Internet service providers can block or throttle (slow down) access to particular websites; browsers can filter out certain kinds of content. Domain registrars can stop servicing particular domains, app stores can boot applications off their marketplaces, and hosting services can refuse to support particular websites or content or actors. All of these actors can—and do—exert a range of controls over online content creation, storage, and dissemination. But rarely do they have clear policies and frameworks in place for making these decisions, in large part because their ability to exert this influence is often left out of online content moderation discussions.
All told, Facebook, Twitter, and the large social media platforms have an outsized influence on the distribution and amplification of harmful content online—but they are not the whole internet. Shaping the content moderation conversation around the largest players in the ecosystem ignores the range of other—sometimes smaller, sometimes dominant—actors who also exercise levers of control over content availability online, whether they make the headlines or not. The continued failure to include these actors in conversations about when and how content can and should be regulated online leaves private companies that control large portions of the Internet in a position to continue making opaque, ad hoc decisions regarding what content should, or shouldn’t, remain online—decisions that typically leave users with limited recourse while also rendering efforts to effectively combat harmful content online incomplete by default.
Parler, meanwhile, has already found a new web host.
You can also find it in the Apple App Store.

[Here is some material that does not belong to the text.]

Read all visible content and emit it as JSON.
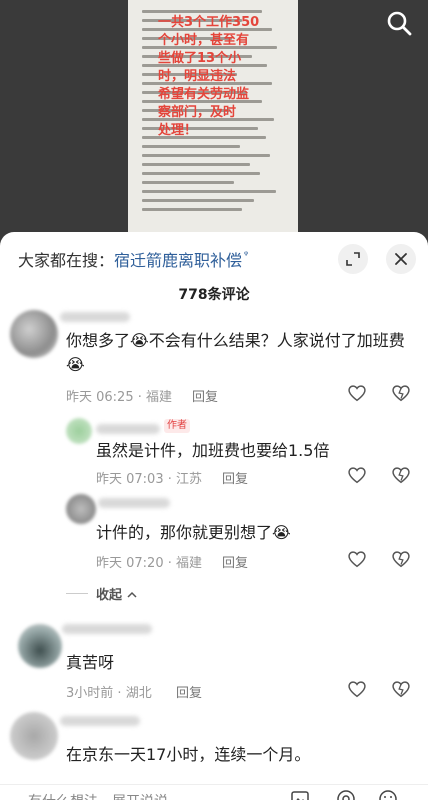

Future Tense is a partnership of Slate, New America, and Arizona State University that examines emerging technologies, public policy, and society.